2018 03 11 008

Black-necked swans, with steamer ducks


2018 03 11 011

White-tufted grebe


2018 03 11 022

White-tufted grebe (juvenile)


2018 03 11 034

Silver teal


2018 03 11 038

Upland goose (male)


I then headed back to the settlement and spent some time on the beach, mainly trying (not very successfully) to get photos of the long-tailed meadow larks but also photographing the magellanic oystercatchers and a couple rock shags.

2018 03 11 068

Magellanic oystercatcher


2018 03 11 069

2018 03 11 081

2018 03 11 084

Kelp geese


2018 03 11 109

Crested duck

2018 03 11 112

Rock shag

2018 03 11 152

2018 03 11 130

Long-tailed meadowlark

The Islander plane turned up nicely on time at around 12.30 and offloaded all its passenger. As the only passenger for the first 10 minute hop to Saunders I got the front seat again and caught up with pilot Dan who’d flown me back to Stanley a fortnight ago. At Saunders we dropped off three boxes of crisps and picked up 3 more passengers who had been camping. When we got back to Stanley I took advantage of my newly found cheekiness and asked them for a lift back into town!

Back at Kay’s I went out for a short run (three weeks in, my first run here!) and after dinner settled down with my laptop to go through my photos to the background of Dancing on Ice which has entered my life the last 3 Sundays.

Pebble Island – War Memorials

Pebble Island is known for both its wildlife and its numerous wrecks of Argentine planes dating back to the 1982 war. We came across a number of the wrecks on my tour down to the west end of the island. It’s incredible how well the wrecks are preserved, and also how scattered the sections of the planes are from their original impact sites. There are also a couple of memorials, to the crew of the HMS Coventry who was sunk north of the island and the crew of an Argentine Learjet.

2018 03 10 001

2018 03 10 002

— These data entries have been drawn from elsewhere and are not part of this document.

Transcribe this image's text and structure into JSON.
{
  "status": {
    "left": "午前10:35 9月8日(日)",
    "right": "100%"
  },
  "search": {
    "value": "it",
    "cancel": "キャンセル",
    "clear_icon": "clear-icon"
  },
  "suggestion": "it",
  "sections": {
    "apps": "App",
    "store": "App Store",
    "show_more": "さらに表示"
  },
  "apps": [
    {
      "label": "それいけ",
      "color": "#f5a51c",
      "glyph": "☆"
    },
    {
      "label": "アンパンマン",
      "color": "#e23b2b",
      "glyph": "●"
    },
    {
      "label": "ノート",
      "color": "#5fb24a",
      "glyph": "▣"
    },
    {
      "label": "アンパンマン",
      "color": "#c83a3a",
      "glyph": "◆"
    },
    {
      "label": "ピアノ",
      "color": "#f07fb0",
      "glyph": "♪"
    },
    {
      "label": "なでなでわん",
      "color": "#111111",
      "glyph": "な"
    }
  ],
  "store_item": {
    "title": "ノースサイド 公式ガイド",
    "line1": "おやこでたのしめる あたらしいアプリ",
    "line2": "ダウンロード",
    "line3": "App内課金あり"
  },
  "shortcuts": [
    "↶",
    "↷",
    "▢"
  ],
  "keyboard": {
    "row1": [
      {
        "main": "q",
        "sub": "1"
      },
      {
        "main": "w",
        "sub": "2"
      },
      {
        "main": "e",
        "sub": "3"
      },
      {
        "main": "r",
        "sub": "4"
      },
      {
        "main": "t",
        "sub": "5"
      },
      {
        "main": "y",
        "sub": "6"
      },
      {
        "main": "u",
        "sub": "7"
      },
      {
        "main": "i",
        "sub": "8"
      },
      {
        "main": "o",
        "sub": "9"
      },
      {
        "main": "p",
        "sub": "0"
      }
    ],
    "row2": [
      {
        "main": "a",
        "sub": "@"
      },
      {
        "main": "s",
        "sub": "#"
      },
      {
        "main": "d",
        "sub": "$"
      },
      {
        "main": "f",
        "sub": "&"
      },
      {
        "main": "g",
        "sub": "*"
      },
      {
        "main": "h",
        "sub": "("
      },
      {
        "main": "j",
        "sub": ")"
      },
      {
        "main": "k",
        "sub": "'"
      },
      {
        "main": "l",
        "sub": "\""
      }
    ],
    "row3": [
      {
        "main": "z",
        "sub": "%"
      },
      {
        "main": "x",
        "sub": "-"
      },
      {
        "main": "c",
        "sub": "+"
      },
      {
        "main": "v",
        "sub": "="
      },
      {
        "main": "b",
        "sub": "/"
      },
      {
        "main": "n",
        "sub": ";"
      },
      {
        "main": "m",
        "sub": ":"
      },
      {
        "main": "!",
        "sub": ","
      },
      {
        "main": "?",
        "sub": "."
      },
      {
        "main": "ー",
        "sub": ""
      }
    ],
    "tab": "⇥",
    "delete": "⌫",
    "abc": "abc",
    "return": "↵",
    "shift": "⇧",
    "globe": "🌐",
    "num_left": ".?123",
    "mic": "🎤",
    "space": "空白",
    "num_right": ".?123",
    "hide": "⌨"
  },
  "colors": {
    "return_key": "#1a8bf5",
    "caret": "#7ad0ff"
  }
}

2018 03 10 003

2018 03 10 004

2018 03 10 005


2018 03 10 007

2018 03 10 008

2018 03 10 010

2018 03 10 011

2018 03 10 025

2018 03 10 037

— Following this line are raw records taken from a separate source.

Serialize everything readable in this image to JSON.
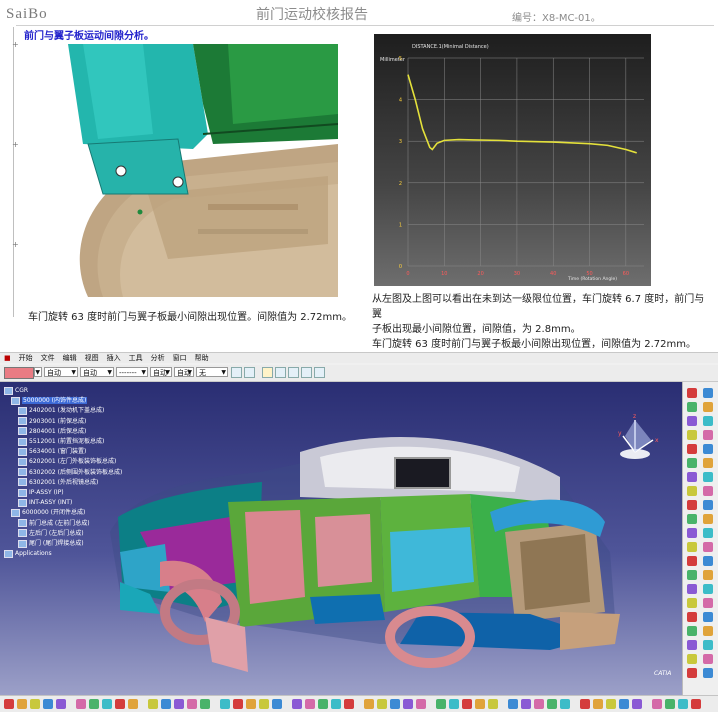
{
  "doc": {
    "brand": "SaiBo",
    "title": "前门运动校核报告",
    "code": "编号：X8-MC-01。",
    "section_title": "前门与翼子板运动间隙分析。",
    "caption_left": "车门旋转 63 度时前门与翼子板最小间隙出现位置。间隙值为 2.72mm。",
    "note_line1": "从左图及上图可以看出在未到达一级限位位置，车门旋转 6.7 度时，前门与翼",
    "note_line2": "子板出现最小间隙位置，间隙值，为 2.8mm。",
    "note_line3": "车门旋转 63 度时前门与翼子板最小间隙出现位置，间隙值为 2.72mm。"
  },
  "graph": {
    "header": "DISTANCE.1(Minimal Distance)",
    "y_unit": "Millimeter",
    "x_unit": "Time (Rotation Angle)"
  },
  "chart_data": {
    "type": "line",
    "title": "DISTANCE.1(Minimal Distance)",
    "ylabel": "Millimeter",
    "xlabel": "",
    "series": [
      {
        "name": "DISTANCE.1(Minimal Distance)",
        "x": [
          0,
          2,
          4,
          6,
          6.7,
          8,
          10,
          14,
          18,
          25,
          30,
          40,
          50,
          55,
          60,
          63
        ],
        "y": [
          4.6,
          4.0,
          3.3,
          2.85,
          2.8,
          2.95,
          3.02,
          3.04,
          3.03,
          3.02,
          3.0,
          2.98,
          2.94,
          2.9,
          2.8,
          2.72
        ]
      }
    ],
    "xlim": [
      0,
      65
    ],
    "ylim": [
      0,
      5
    ],
    "grid": true,
    "line_color": "#e4e13b"
  },
  "app": {
    "menu": [
      "开始",
      "文件",
      "编辑",
      "视图",
      "插入",
      "工具",
      "分析",
      "窗口",
      "帮助"
    ],
    "fmt": {
      "dd1": "自动",
      "dd2": "自动",
      "dd3": "-------",
      "dd4": "自动",
      "dd5": "自动",
      "dd6": "无"
    },
    "tree": [
      {
        "label": "CGR",
        "level": 0,
        "selected": false
      },
      {
        "label": "5000000 (内饰件总成)",
        "level": 1,
        "selected": true
      },
      {
        "label": "2402001 (发动机下盖总成)",
        "level": 2,
        "selected": false
      },
      {
        "label": "2903001 (前保总成)",
        "level": 2,
        "selected": false
      },
      {
        "label": "2804001 (后保总成)",
        "level": 2,
        "selected": false
      },
      {
        "label": "5512001 (前置挡泥板总成)",
        "level": 2,
        "selected": false
      },
      {
        "label": "5634001 (窗门装置)",
        "level": 2,
        "selected": false
      },
      {
        "label": "6202001 (左门外板装饰板总成)",
        "level": 2,
        "selected": false
      },
      {
        "label": "6302002 (后侧围外板装饰板总成)",
        "level": 2,
        "selected": false
      },
      {
        "label": "6302001 (外后视镜总成)",
        "level": 2,
        "selected": false
      },
      {
        "label": "IP-ASSY (IP)",
        "level": 2,
        "selected": false
      },
      {
        "label": "INT-ASSY (INT)",
        "level": 2,
        "selected": false
      },
      {
        "label": "6000000 (开闭件总成)",
        "level": 1,
        "selected": false
      },
      {
        "label": "前门总成 (左前门总成)",
        "level": 2,
        "selected": false
      },
      {
        "label": "左后门 (左后门总成)",
        "level": 2,
        "selected": false
      },
      {
        "label": "尾门 (尾门焊接总成)",
        "level": 2,
        "selected": false
      },
      {
        "label": "Applications",
        "level": 0,
        "selected": false
      }
    ],
    "logo": "CATIA"
  }
}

Pebble Island – Landscapes

I spent all of Saturday on a tour down to the west end of the island. Pebble has a beautiful coastline with sandy, rocky and pebbled beaches and I was lucky to have a mainly sunny day to enjoy them. Unfortunately whilst I was happily tramping around the rocks the sole of one of my hiking boots detached itself so I flapped around for the rest of the day!

2018 03 10 004

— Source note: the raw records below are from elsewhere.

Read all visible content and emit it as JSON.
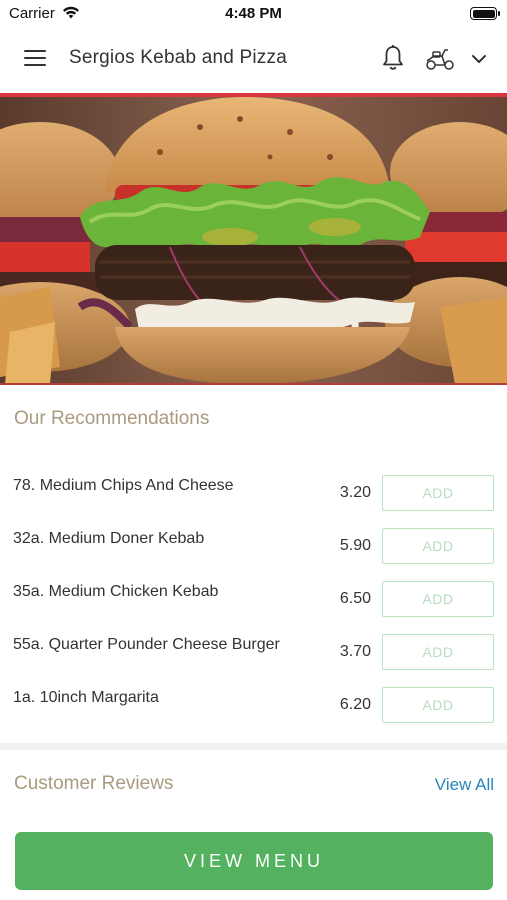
{
  "status_bar": {
    "carrier": "Carrier",
    "time": "4:48 PM"
  },
  "header": {
    "title": "Sergios Kebab and Pizza",
    "icons": [
      "menu-icon",
      "bell-icon",
      "scooter-icon",
      "chevron-down-icon"
    ],
    "accent_color": "#d9363e"
  },
  "recommendations": {
    "title": "Our Recommendations",
    "items": [
      {
        "name": "78. Medium Chips And Cheese",
        "price": "3.20",
        "add_label": "ADD"
      },
      {
        "name": "32a. Medium Doner Kebab",
        "price": "5.90",
        "add_label": "ADD"
      },
      {
        "name": "35a. Medium Chicken Kebab",
        "price": "6.50",
        "add_label": "ADD"
      },
      {
        "name": "55a. Quarter Pounder Cheese Burger",
        "price": "3.70",
        "add_label": "ADD"
      },
      {
        "name": "1a. 10inch Margarita",
        "price": "6.20",
        "add_label": "ADD"
      }
    ]
  },
  "reviews": {
    "title": "Customer Reviews",
    "view_all_label": "View All"
  },
  "footer": {
    "view_menu_label": "VIEW MENU",
    "button_color": "#54b15f"
  }
}
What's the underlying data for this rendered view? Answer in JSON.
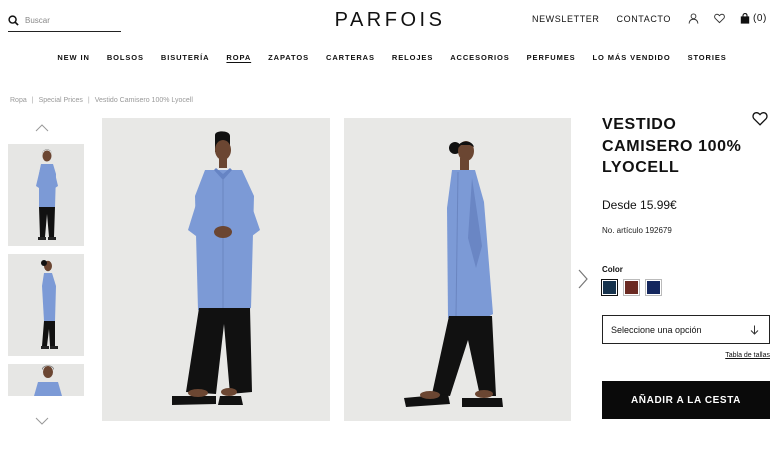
{
  "header": {
    "brand": "PARFOIS",
    "search_placeholder": "Buscar",
    "newsletter": "NEWSLETTER",
    "contact": "CONTACTO",
    "cart_count": "(0)",
    "icons": [
      "search-icon",
      "user-icon",
      "heart-icon",
      "bag-icon"
    ]
  },
  "nav": {
    "items": [
      "NEW IN",
      "BOLSOS",
      "BISUTERÍA",
      "ROPA",
      "ZAPATOS",
      "CARTERAS",
      "RELOJES",
      "ACCESORIOS",
      "PERFUMES",
      "LO MÁS VENDIDO",
      "STORIES"
    ],
    "active": "ROPA"
  },
  "breadcrumb": {
    "items": [
      "Ropa",
      "Special Prices",
      "Vestido Camisero 100% Lyocell"
    ]
  },
  "product": {
    "title": "VESTIDO CAMISERO 100% LYOCELL",
    "price": "Desde 15.99€",
    "reference": "No. artículo 192679",
    "color_label": "Color",
    "swatches": [
      "#17334d",
      "#6b2a22",
      "#14275e"
    ],
    "selected_swatch": 0,
    "size_placeholder": "Seleccione una opción",
    "size_guide": "Tabla de tallas",
    "add_to_cart": "AÑADIR A LA CESTA"
  },
  "colors": {
    "dress": "#7c9ad6",
    "trousers": "#111111",
    "photo_bg": "#e8e8e6",
    "skin": "#6b4632"
  }
}
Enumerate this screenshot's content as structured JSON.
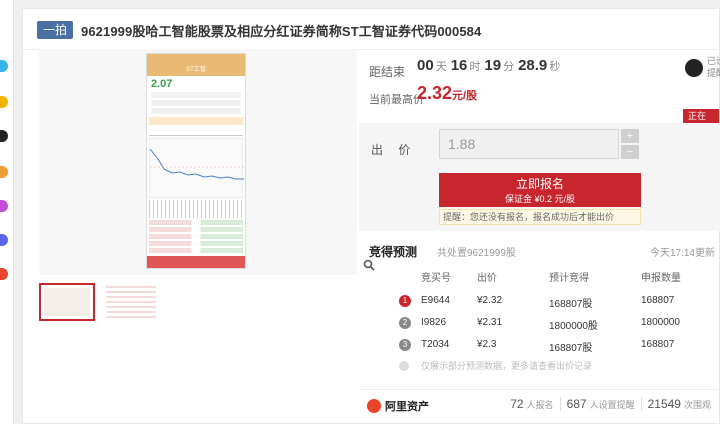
{
  "listing": {
    "tag": "一拍",
    "title": "9621999股哈工智能股票及相应分红证券简称ST工智证券代码000584"
  },
  "countdown": {
    "label": "距结束",
    "days": "00",
    "days_unit": "天",
    "hours": "16",
    "hours_unit": "时",
    "minutes": "19",
    "minutes_unit": "分",
    "seconds": "28.9",
    "seconds_unit": "秒"
  },
  "current_bid": {
    "label": "当前最高价",
    "value": "2.32",
    "unit": "元/股"
  },
  "reminder": {
    "line1": "已设",
    "line2": "提醒"
  },
  "status": "正在进行",
  "offer": {
    "label": "出 价",
    "value": "1.88",
    "plus": "+",
    "minus": "−"
  },
  "signup": {
    "label": "立即报名",
    "deposit": "保证金 ¥0.2 元/股"
  },
  "notice": "提醒：您还没有报名，报名成功后才能出价",
  "predict": {
    "title": "竞得预测",
    "subtitle": "共处置9621999股",
    "updated": "今天17:14更新",
    "headers": [
      "竞买号",
      "出价",
      "预计竞得",
      "申报数量"
    ],
    "rows": [
      {
        "rank": "1",
        "id": "E9644",
        "price": "¥2.32",
        "expected": "168807股",
        "declared": "168807"
      },
      {
        "rank": "2",
        "id": "I9826",
        "price": "¥2.31",
        "expected": "1800000股",
        "declared": "1800000"
      },
      {
        "rank": "3",
        "id": "T2034",
        "price": "¥2.3",
        "expected": "168807股",
        "declared": "168807"
      }
    ],
    "note": "仅展示部分预测数据，更多请查看出价记录"
  },
  "footer": {
    "brand": "阿里资产",
    "signups": "72",
    "signups_label": "人报名",
    "reminders": "687",
    "reminders_label": "人设置提醒",
    "views": "21549",
    "views_label": "次围观"
  },
  "phone_screen": {
    "title": "ST工智",
    "price": "2.07"
  },
  "colors": {
    "accent": "#c8262f",
    "tag": "#4a6fa5",
    "gain": "#39a04a"
  }
}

2018 03 10 007

2018 03 10 012

2018 03 10 018

2018 03 10 019

2018 03 10 020

2018 03 10 022

2018 03 10 023


2018 03 10 024

2018 03 10 028

2018 03 10 030

2018 03 10 031

2018 03 10 032

2018 03 10 033

Pebble Island – Birds

We saw plenty of birds on my tour of the islands, most notable being another few macaroni penguins mixed in with the rockhoppers. I also saw my first rock shags, some blackish oystercatchers and a juvenile black-crowned night heron. 

2018 03 10 016 2

2018 03 10 022 2

2018 03 10 024 2

2018 03 10 128

2018 03 10 025 2


A lot of the rockhoppers are moulting and looking rather miserable!

2018 03 10 076

2018 03 10 080

2018 03 10 082

2018 03 10 095

2018 03 10 160

There were a large number of turkey vultures around, particularly at the shag colony, which was explained when I spotted a shag corpse being guarded over by a couple of caracaras. Despite their size, the turkey vultures are rather timid and flew off quickly when I walked in their direction. They made a very impressive sight circling around overhead whilst I sat on the rocks with the shags.

2018 03 10 297


I’ve seen a lot of king/imperial shags but until today had yet to see any rock shags. At first I only spotted king shags in this colony but then I noticed that there were some rock shags mixed amongst them. They were all on the north side of the rocks so the sun was directly behind them. 

2018 03 10 192

2018 03 10 205


This juvenile night heron was standing amongst the rock shags but then flew off to another set of rocks, far more convenient for me in terms of the light direction!

2018 03 10 233

2018 03 10 242


Finally, at the same stretch of beach I spotted a family of blackish oystercatchers, which seem to be less common than the magellanic oystercatchers.

2018 03 10 269

2018 03 10 270

2018 03 10 279

2018 03 10 292